**TO DO**
Each line of the listing that includes the string "description" is to be identified and copied.

___ DATA RECORDS ___

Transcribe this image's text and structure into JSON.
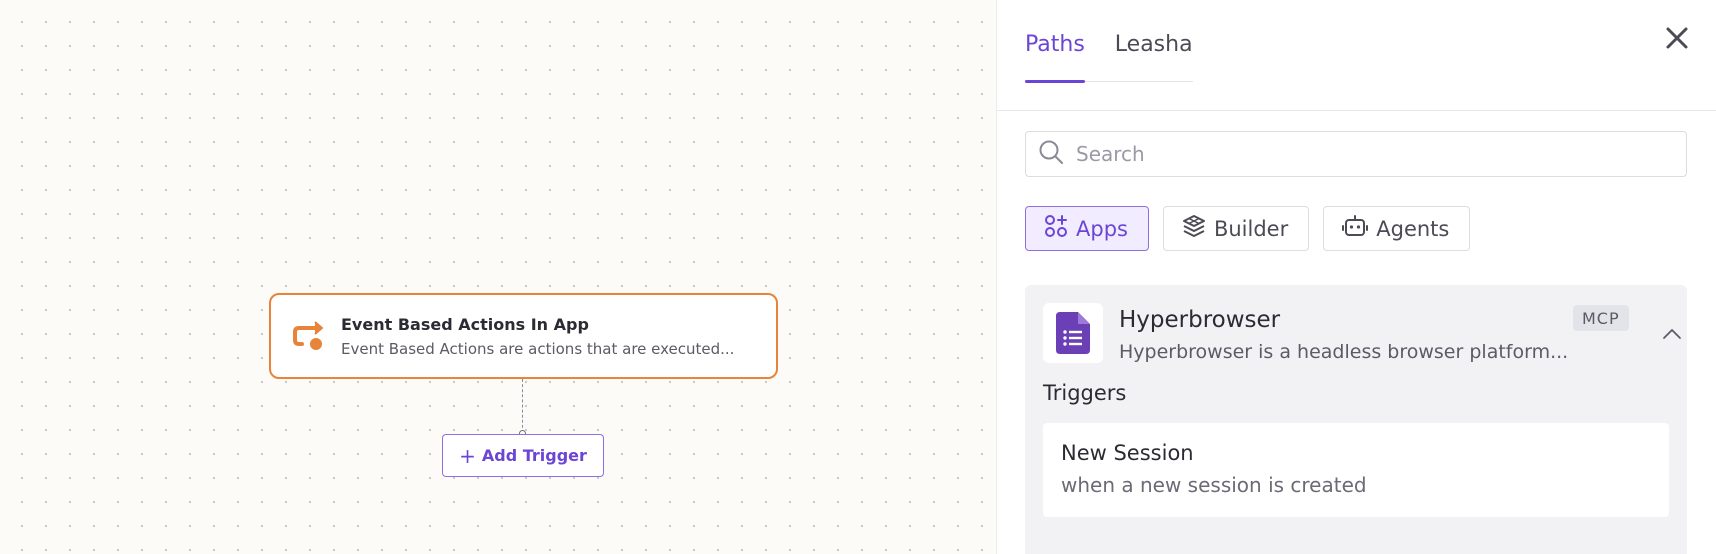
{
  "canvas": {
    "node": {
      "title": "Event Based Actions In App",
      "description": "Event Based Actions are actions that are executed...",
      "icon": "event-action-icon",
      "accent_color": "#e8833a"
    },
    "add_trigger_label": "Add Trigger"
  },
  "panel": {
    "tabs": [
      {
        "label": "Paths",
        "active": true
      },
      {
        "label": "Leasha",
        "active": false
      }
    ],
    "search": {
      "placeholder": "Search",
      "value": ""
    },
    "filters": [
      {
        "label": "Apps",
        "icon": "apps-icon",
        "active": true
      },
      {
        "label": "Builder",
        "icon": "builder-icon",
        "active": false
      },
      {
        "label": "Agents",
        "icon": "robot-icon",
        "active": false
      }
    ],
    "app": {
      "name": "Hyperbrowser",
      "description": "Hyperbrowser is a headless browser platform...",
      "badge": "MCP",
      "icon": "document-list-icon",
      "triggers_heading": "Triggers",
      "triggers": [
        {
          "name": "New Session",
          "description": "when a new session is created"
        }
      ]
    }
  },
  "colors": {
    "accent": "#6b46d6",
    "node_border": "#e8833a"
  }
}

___

**OUTPUT FOR THIS EXERCISE**
      "description": "Event Based Actions are actions that are executed...",
      "description": "Hyperbrowser is a headless browser platform...",
          "description": "when a new session is created"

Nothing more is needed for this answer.